Some people could seriously get away with standing in front of a camera and reading names from the phone book and it would still be more entertaining than most of what passes as Hollywood entertainment these days. Two of those names just happen to be Steve Carell (NBC's The Office) and Tina Fey (NBC's 30 Rock) and they now star together in Date Night.
These two are bona fide comedic juggernauts. Why no one has paired them up before is anyone’s guess. Thankfully, the stars have aligned and while it may not be the best comedy ever made, at least the two stars are able to keep it afloat. That’s not saying they don’t get a little help from some very funny friends.
Shawn Levy is far from known as a top notch director. With a resume consisting of Big Fat Liar, Just Married, the first of the Cheaper by the Dozen and Pink Panther remakes, along with the both Night at the Museums, we aren’t talking high brow art here. What he does do is bring home money for his parent studio, Twentieth Century Fox.
While Josh Klausner’s resume is far shorter than director Levy’s, it is attached to one film that’s brought home the bacon – Shrek the Third – and another that surely will – Shrek Forever After. With Fey and Carell in the leads, however, I’m not exactly sure how much of Klausner’s original dialogue was left intact. As I mentioned before, Fey and Carell can get away with saying the most ridiculous of lines and wring any ounce of funny you could possibly imagine.
Phil (Carell) and Claire (Fey) Foster lead an average, everyday life. Every morning their kids demand breakfast at 5:45 a.m. and it’s off to the races. Phil is a tax lawyer whose clients would rather spend their $600 tax refunds on a weekend getaway and Claire is a real estate agent who agrees with buyers that the price still might come down more instead of nailing the sale.
At the end of the day they’re both even too tired to enjoy their forced date nights out together. While they may have fun swapping made up stories about the couples at the other tables, they find themselves missing the sparks and romance that everyone but them seem to be enjoying. And as Claire puts it, she’s gonna “go home and fart into a pillow.”
That is until they walk into the new Manhattan restaurant, Claw. They steal a table for two by posing as the no-show Tripplehorns. What they don’t know is that the real Tripplehorns are extortionists blackmailing crime boss Joe Maletto (an uncredited Ray Liotta).
Now the Fosters are up to their elbows in crooked cops (Common and Jimmi Simpson), a hilariously shirtless ex-Marine private detective (Mark Wahlberg) with his own computer system straight out of Minority Report, and the Fosters must find the “real” Tripplehorns who turn out to be low-rent crooks who go by the names Taste (James Franco) and Whippit (Mila Kunis.)

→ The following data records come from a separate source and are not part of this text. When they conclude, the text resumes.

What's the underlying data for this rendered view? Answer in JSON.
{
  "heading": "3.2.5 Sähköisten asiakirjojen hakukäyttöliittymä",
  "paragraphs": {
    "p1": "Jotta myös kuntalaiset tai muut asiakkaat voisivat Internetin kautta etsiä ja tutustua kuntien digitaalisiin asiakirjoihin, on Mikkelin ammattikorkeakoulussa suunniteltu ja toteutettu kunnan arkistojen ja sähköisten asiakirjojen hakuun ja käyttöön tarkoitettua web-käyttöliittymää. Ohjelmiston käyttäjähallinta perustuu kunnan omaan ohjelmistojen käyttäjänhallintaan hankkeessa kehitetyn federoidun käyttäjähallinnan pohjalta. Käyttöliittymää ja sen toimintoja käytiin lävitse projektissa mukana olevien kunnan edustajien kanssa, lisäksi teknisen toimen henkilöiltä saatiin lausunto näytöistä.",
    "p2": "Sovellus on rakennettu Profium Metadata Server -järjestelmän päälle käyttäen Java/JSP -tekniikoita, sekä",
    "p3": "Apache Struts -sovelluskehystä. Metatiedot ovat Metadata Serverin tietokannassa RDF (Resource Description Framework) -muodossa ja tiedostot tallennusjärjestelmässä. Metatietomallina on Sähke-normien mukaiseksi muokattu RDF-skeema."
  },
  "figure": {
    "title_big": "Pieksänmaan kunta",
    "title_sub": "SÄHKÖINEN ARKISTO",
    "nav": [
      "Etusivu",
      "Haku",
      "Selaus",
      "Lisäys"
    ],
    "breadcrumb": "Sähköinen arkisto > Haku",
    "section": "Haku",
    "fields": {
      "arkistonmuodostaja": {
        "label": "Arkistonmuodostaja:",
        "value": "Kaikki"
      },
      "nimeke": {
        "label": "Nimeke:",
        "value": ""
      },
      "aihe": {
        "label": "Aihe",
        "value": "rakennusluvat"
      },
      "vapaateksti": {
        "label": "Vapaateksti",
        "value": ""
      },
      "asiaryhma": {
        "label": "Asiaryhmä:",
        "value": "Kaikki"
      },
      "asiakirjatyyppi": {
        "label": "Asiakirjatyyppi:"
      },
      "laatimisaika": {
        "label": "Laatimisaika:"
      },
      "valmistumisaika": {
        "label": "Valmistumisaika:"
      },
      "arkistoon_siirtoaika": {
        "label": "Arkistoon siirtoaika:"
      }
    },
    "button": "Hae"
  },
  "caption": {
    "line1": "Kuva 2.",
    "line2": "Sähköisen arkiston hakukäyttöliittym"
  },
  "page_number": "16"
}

While featuring two of the funniest chase sequences by water and land, it could have seemed all as contrived as it really is if it weren’t for the breezy pacing and the obvious ad-libbing hilarity of the cast. If you don’t think a getaway chase involving a puttering boat or another featuring two cars stuck bumper-to-bumper are short of hilarious, then you’re watching this film starring a different cast.
And that’s what it all comes down to. Everyone knows how ridiculous everything is but plays it with the deadpan seriousness necessary to sell it. Having Fey and Carell make their characters instantly the two most lovable losers in love before you even buy your ticket. Hopefully the film will have the legs to at least make its money back as the pairing of these two leads begs for it to happen again.
On a final note, any couples who don’t see even a tiny sliver of themselves somewhere in the Fosters' relationship have honestly never been in one. But if you think Claire’s idea of sitting alone in an air conditioned hotel room with a diet Sprite sounds like a great escape, there are always worse things, like weird sex fantasies involving Cyndi Lauper.